Before catching the New Yorker update on the life of Kalief Browder I was on a high. Waiting in line for a coffee following a series of meetings with division heads at the U.S. Department of Justice; the conversations taking a particular focus on ways we can better meet the needs of young people impacted by crime and violence. Discussing solutions that did not shy away from the reality of widespread racial inequities, structural barriers, and deep distrust so many rightfully harbor for the very systems purporting to protect them. It all felt very productive; hopeful; inspiring.
But when I read this my stomach dropped from under me. Hope and productivity instantly dried up.
The tragedy of Kalief Browder caused me to reflect in real time on my own work and life experiences. The kids I’ve met on the inside of the system (94 percent of whom have undergone serious trauma). How quickly an injustice like this is to explode on the Internet as a talking point and as a way to humanize a statistic. Yet how uncomfortable an injustice like this is to sit too close to. How infrequently the conversation sticks.
I’m reflecting on the too often dizzying disconnect between policy and where the rubber meets the road. The incomprehensibility of these events to most power-holders and decision-makers.
I’m thinking back on the egregious (and squarely unconstitutional) exchange I had last year with a detective (who had no idea what I do for a living) who unsuccessfully tried to pressure me into identifying a young man of color as my attacker/robber in a police lineup.
How many other victims of violence experience the pressure to falsely ID in their most vulnerable moments. Notwithstanding their repeated accounts that the (literally) blinding circumstances were not conducive to making an ID.
How hard-wired our system is to blow it, time and time again. The human consequences of these reinforcing absurdities.
I am thinking of 16-years-old Kalief being wrongfully accused and the many reasons his family and many other families are unable to make bail. Of the next three years that ticked by on the inside without him ever being convicted of a crime. What those three years did to every person who loved him.
I am thinking of the monetary price tag; the systemic resources that literally paid for the shenanigans that kept Kalief there to the safety and benefit of no one.
I am thinking of Kalief being repeatedly and intentionally starved, denied showers, again and again exposed to horrific violence, including at the hands of those charged to protect him.
I’m thinking of these incidents being captured on tape. Of his five to six attempts at suicide while in custody. Of his documented pleas to the correctional officers to please connect him with mental health support as he buckled, as nearly all humans do, under the unfathomable psychological weight of these circumstances. Of spending nearly two out of three years in the torture known as solitary confinement.
Of the strength it’s taken him to speak out about unspeakable things. Of the bravery that lived within a young man able to share, once on the other side, what it was like to be “petrified all day… not knowing when the next harm would come.”
That he might not have ever stopped being petrified. That he pushed forward nonetheless so that others would not need to know his particular breed of pain.

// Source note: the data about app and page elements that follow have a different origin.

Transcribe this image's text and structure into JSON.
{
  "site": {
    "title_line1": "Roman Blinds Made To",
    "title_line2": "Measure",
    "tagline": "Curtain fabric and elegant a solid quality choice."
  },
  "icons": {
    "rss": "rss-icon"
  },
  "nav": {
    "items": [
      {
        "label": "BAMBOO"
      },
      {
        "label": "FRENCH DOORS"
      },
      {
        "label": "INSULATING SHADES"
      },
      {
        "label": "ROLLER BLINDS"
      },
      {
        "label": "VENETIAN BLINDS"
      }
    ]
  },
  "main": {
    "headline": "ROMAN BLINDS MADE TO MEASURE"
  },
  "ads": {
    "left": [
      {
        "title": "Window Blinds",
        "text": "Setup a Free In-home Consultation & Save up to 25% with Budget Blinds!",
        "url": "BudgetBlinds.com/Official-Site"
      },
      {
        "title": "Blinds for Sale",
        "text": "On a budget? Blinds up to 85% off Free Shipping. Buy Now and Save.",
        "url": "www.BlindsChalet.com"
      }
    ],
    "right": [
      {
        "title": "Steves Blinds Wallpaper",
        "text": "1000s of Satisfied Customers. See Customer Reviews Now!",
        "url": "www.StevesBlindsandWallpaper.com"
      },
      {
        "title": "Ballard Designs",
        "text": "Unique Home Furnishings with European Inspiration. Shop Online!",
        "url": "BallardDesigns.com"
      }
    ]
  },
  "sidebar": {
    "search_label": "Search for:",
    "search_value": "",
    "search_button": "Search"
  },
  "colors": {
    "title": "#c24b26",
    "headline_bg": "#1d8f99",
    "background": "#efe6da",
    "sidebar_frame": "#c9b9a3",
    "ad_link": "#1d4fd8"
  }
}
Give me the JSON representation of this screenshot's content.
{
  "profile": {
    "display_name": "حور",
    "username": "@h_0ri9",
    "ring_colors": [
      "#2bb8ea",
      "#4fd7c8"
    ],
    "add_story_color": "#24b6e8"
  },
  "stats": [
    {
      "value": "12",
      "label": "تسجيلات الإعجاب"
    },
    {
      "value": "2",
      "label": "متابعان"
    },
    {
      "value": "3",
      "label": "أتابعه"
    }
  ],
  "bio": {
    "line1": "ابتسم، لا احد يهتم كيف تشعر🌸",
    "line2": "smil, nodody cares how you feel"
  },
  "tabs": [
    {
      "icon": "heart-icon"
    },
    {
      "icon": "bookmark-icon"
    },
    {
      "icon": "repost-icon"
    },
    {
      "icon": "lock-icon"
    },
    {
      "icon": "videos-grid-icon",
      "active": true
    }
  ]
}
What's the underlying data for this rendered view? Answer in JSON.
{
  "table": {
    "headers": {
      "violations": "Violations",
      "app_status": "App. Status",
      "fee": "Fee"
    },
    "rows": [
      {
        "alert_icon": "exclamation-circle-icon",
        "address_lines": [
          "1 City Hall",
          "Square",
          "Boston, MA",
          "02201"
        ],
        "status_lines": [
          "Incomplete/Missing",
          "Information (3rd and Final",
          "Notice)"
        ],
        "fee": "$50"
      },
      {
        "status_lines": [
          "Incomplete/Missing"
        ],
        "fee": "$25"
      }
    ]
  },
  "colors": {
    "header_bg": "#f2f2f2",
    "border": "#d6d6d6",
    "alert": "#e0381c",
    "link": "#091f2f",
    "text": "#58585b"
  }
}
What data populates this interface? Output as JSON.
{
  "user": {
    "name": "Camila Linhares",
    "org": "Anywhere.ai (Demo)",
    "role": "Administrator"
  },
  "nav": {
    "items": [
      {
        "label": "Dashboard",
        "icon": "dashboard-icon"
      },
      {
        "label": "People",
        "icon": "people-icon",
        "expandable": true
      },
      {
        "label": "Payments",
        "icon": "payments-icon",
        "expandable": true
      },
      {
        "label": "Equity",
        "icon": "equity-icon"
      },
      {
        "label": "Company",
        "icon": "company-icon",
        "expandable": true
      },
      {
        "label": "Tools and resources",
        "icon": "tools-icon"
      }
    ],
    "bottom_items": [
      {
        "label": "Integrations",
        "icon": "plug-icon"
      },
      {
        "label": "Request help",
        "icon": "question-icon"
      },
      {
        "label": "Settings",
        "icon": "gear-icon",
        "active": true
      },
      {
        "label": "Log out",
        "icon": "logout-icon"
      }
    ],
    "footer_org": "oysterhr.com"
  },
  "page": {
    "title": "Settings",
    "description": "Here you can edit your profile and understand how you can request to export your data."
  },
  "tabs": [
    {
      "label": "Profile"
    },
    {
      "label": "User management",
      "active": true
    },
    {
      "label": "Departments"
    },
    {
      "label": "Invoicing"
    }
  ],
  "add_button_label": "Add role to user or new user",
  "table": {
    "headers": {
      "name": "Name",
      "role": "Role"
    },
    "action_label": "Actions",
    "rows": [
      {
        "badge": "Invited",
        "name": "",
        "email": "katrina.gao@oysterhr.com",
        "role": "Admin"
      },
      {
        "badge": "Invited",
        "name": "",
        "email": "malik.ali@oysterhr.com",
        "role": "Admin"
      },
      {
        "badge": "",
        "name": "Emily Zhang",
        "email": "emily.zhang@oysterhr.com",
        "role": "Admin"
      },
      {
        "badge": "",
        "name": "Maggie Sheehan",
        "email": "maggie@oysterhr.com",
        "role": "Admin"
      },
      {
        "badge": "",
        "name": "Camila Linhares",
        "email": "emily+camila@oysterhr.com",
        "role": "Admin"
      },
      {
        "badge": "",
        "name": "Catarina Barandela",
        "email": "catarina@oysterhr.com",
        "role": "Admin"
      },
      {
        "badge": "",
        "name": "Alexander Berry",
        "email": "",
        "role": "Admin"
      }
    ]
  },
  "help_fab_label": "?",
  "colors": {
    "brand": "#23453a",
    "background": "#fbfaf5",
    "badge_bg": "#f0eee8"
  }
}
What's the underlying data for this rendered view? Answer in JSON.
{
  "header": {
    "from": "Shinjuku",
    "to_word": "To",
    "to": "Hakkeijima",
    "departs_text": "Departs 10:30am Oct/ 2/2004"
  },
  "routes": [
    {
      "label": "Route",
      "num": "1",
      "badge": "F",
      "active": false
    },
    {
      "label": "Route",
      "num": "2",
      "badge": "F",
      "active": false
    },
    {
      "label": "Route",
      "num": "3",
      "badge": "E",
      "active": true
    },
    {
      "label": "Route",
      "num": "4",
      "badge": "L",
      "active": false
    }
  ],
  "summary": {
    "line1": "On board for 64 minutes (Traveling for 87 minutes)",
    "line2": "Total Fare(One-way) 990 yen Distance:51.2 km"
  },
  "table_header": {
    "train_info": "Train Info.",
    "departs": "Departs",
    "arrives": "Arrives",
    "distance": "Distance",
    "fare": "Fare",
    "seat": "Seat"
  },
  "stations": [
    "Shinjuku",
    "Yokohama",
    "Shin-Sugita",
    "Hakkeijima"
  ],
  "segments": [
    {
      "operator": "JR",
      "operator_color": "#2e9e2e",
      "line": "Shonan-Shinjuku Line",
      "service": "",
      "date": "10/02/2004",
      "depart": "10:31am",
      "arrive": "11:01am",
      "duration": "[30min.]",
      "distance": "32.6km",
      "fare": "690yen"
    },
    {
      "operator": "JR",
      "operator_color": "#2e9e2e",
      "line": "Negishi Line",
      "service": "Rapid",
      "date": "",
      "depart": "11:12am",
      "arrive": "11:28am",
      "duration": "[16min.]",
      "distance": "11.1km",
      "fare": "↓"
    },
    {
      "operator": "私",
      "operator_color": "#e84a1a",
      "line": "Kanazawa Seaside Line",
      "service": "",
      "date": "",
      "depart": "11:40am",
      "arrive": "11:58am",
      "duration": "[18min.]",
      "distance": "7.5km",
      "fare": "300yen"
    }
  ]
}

I’m reflecting on how many choose not to share. Of what it’s like to be petrified. The chemical, emotional and spiritual reaction of human beings when in petrified moments, instead of other humanity, they find “nobody wanted to listen.”
Not wondering about those things? Read about him twice.
What I hold sacred is dignity. And for that reason, I’m reflecting on my conversations on these very topics at some of the highest offices in our justice system today. And I’m quite sure that none of them mean anything if we can’t connect them to ensuring this child a more dignified experience on this earth.
I am renewing my hope in the name of this beautiful and resilient soul.
That he found the peace he was clamoring for.
That we work where the rubber meets the road.
That his death will not be in vain.
Miles to go before we sleep. Rest in power, Kalief Browder.